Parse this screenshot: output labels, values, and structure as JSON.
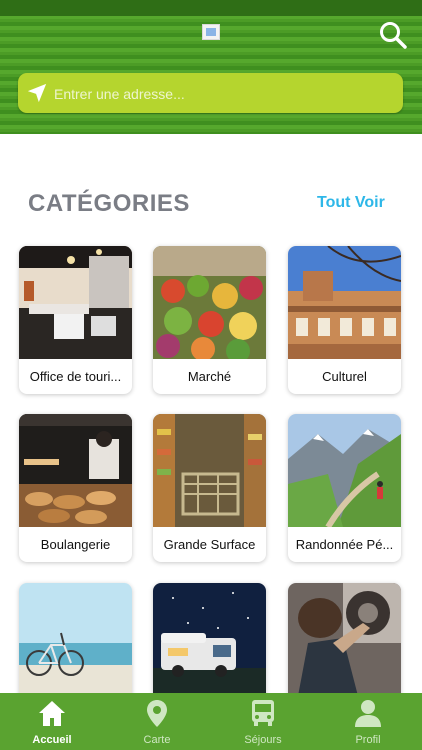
{
  "header": {
    "search_icon": "search-icon",
    "address": {
      "placeholder": "Entrer une adresse...",
      "value": ""
    }
  },
  "categories_section": {
    "title": "CATÉGORIES",
    "see_all": "Tout Voir"
  },
  "categories": [
    {
      "label": "Office de touri..."
    },
    {
      "label": "Marché"
    },
    {
      "label": "Culturel"
    },
    {
      "label": "Boulangerie"
    },
    {
      "label": "Grande Surface"
    },
    {
      "label": "Randonnée Pé..."
    },
    {
      "label": ""
    },
    {
      "label": ""
    },
    {
      "label": ""
    }
  ],
  "bottom_nav": [
    {
      "label": "Accueil",
      "icon": "home-icon",
      "active": true
    },
    {
      "label": "Carte",
      "icon": "map-pin-icon",
      "active": false
    },
    {
      "label": "Séjours",
      "icon": "bus-icon",
      "active": false
    },
    {
      "label": "Profil",
      "icon": "user-icon",
      "active": false
    }
  ],
  "colors": {
    "header_green": "#4c9c26",
    "address_bar": "#b5d52e",
    "accent_blue": "#2eb7e8",
    "nav_green": "#5aa330",
    "title_gray": "#7a7d85"
  }
}
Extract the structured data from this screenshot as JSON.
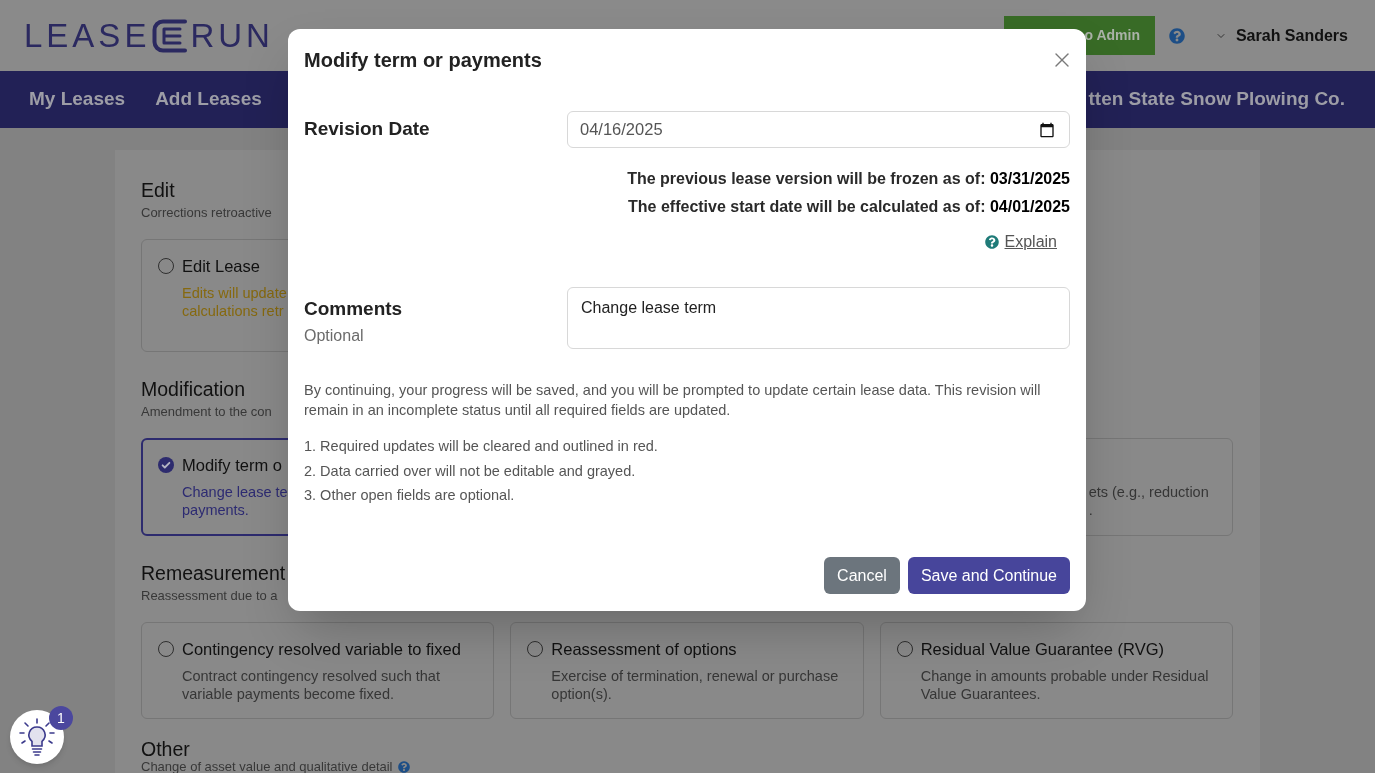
{
  "header": {
    "logo": {
      "left": "LEASE",
      "right": "RUN"
    },
    "admin_button": "o Admin",
    "user_name": "Sarah Sanders"
  },
  "nav": {
    "links": [
      "My Leases",
      "Add Leases"
    ],
    "company": "tten State Snow Plowing Co."
  },
  "sections": [
    {
      "title": "Edit",
      "subtitle": "Corrections retroactive",
      "cards": [
        {
          "kind": "warning",
          "title": "Edit Lease",
          "lines": [
            "Edits will update",
            "calculations retr"
          ],
          "selected": false
        }
      ]
    },
    {
      "title": "Modification",
      "subtitle": "Amendment to the con",
      "cards": [
        {
          "kind": "standard",
          "title": "Modify term o",
          "lines": [
            "Change lease te",
            "payments."
          ],
          "selected": true
        },
        {
          "kind": "standard",
          "lines": [
            "ets (e.g., reduction",
            "."
          ]
        }
      ]
    },
    {
      "title": "Remeasurement",
      "subtitle": "Reassessment due to a",
      "cards": [
        {
          "kind": "standard",
          "title": "Contingency resolved variable to fixed",
          "description": "Contract contingency resolved such that variable payments become fixed.",
          "selected": false
        },
        {
          "kind": "standard",
          "title": "Reassessment of options",
          "description": "Exercise of termination, renewal or purchase option(s).",
          "selected": false
        },
        {
          "kind": "standard",
          "title": "Residual Value Guarantee (RVG)",
          "description": "Change in amounts probable under Residual Value Guarantees.",
          "selected": false
        }
      ]
    },
    {
      "title": "Other",
      "subtitle": "Change of asset value and qualitative detail",
      "has_help": true
    }
  ],
  "dialog": {
    "title": "Modify term or payments",
    "revision_date": {
      "label": "Revision Date",
      "value": "04/16/2025"
    },
    "notes": [
      "The previous lease version will be frozen as of: **03/31/2025**",
      "The effective start date will be calculated as of: **04/01/2025**"
    ],
    "explain_link": "Explain",
    "comments": {
      "label": "Comments",
      "hint": "Optional",
      "value": "Change lease term"
    },
    "info": "By continuing, your progress will be saved, and you will be prompted to update certain lease data. This revision will remain in an incomplete status until all required fields are updated.",
    "steps": [
      "1. Required updates will be cleared and outlined in red.",
      "2. Data carried over will not be editable and grayed.",
      "3. Other open fields are optional."
    ],
    "buttons": [
      {
        "label": "Cancel",
        "kind": "secondary"
      },
      {
        "label": "Save and Continue",
        "kind": "primary"
      }
    ]
  },
  "help_widget": {
    "badge": "1"
  }
}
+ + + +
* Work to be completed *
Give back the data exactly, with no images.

* Your solution *
Parse this screenshot: output labels, values, and structure as JSON.
{
  "header": {
    "search_icon": "search-icon",
    "address": {
      "placeholder": "Entrer une adresse...",
      "value": ""
    }
  },
  "categories_section": {
    "title": "CATÉGORIES",
    "see_all": "Tout Voir"
  },
  "categories": [
    {
      "label": "Office de touri..."
    },
    {
      "label": "Marché"
    },
    {
      "label": "Culturel"
    },
    {
      "label": "Boulangerie"
    },
    {
      "label": "Grande Surface"
    },
    {
      "label": "Randonnée Pé..."
    },
    {
      "label": ""
    },
    {
      "label": ""
    },
    {
      "label": ""
    }
  ],
  "bottom_nav": [
    {
      "label": "Accueil",
      "icon": "home-icon",
      "active": true
    },
    {
      "label": "Carte",
      "icon": "map-pin-icon",
      "active": false
    },
    {
      "label": "Séjours",
      "icon": "bus-icon",
      "active": false
    },
    {
      "label": "Profil",
      "icon": "user-icon",
      "active": false
    }
  ],
  "colors": {
    "header_green": "#4c9c26",
    "address_bar": "#b5d52e",
    "accent_blue": "#2eb7e8",
    "nav_green": "#5aa330",
    "title_gray": "#7a7d85"
  }
}
Extract the structured data from this screenshot as JSON.
{
  "header": {
    "logo": {
      "left": "LEASE",
      "right": "RUN"
    },
    "admin_button": "o Admin",
    "user_name": "Sarah Sanders"
  },
  "nav": {
    "links": [
      "My Leases",
      "Add Leases"
    ],
    "company": "tten State Snow Plowing Co."
  },
  "sections": [
    {
      "title": "Edit",
      "subtitle": "Corrections retroactive",
      "cards": [
        {
          "kind": "warning",
          "title": "Edit Lease",
          "lines": [
            "Edits will update",
            "calculations retr"
          ],
          "selected": false
        }
      ]
    },
    {
      "title": "Modification",
      "subtitle": "Amendment to the con",
      "cards": [
        {
          "kind": "standard",
          "title": "Modify term o",
          "lines": [
            "Change lease te",
            "payments."
          ],
          "selected": true
        },
        {
          "kind": "standard",
          "lines": [
            "ets (e.g., reduction",
            "."
          ]
        }
      ]
    },
    {
      "title": "Remeasurement",
      "subtitle": "Reassessment due to a",
      "cards": [
        {
          "kind": "standard",
          "title": "Contingency resolved variable to fixed",
          "description": "Contract contingency resolved such that variable payments become fixed.",
          "selected": false
        },
        {
          "kind": "standard",
          "title": "Reassessment of options",
          "description": "Exercise of termination, renewal or purchase option(s).",
          "selected": false
        },
        {
          "kind": "standard",
          "title": "Residual Value Guarantee (RVG)",
          "description": "Change in amounts probable under Residual Value Guarantees.",
          "selected": false
        }
      ]
    },
    {
      "title": "Other",
      "subtitle": "Change of asset value and qualitative detail",
      "has_help": true
    }
  ],
  "dialog": {
    "title": "Modify term or payments",
    "revision_date": {
      "label": "Revision Date",
      "value": "04/16/2025"
    },
    "notes": [
      "The previous lease version will be frozen as of: **03/31/2025**",
      "The effective start date will be calculated as of: **04/01/2025**"
    ],
    "explain_link": "Explain",
    "comments": {
      "label": "Comments",
      "hint": "Optional",
      "value": "Change lease term"
    },
    "info": "By continuing, your progress will be saved, and you will be prompted to update certain lease data. This revision will remain in an incomplete status until all required fields are updated.",
    "steps": [
      "1. Required updates will be cleared and outlined in red.",
      "2. Data carried over will not be editable and grayed.",
      "3. Other open fields are optional."
    ],
    "buttons": [
      {
        "label": "Cancel",
        "kind": "secondary"
      },
      {
        "label": "Save and Continue",
        "kind": "primary"
      }
    ]
  },
  "help_widget": {
    "badge": "1"
  }
}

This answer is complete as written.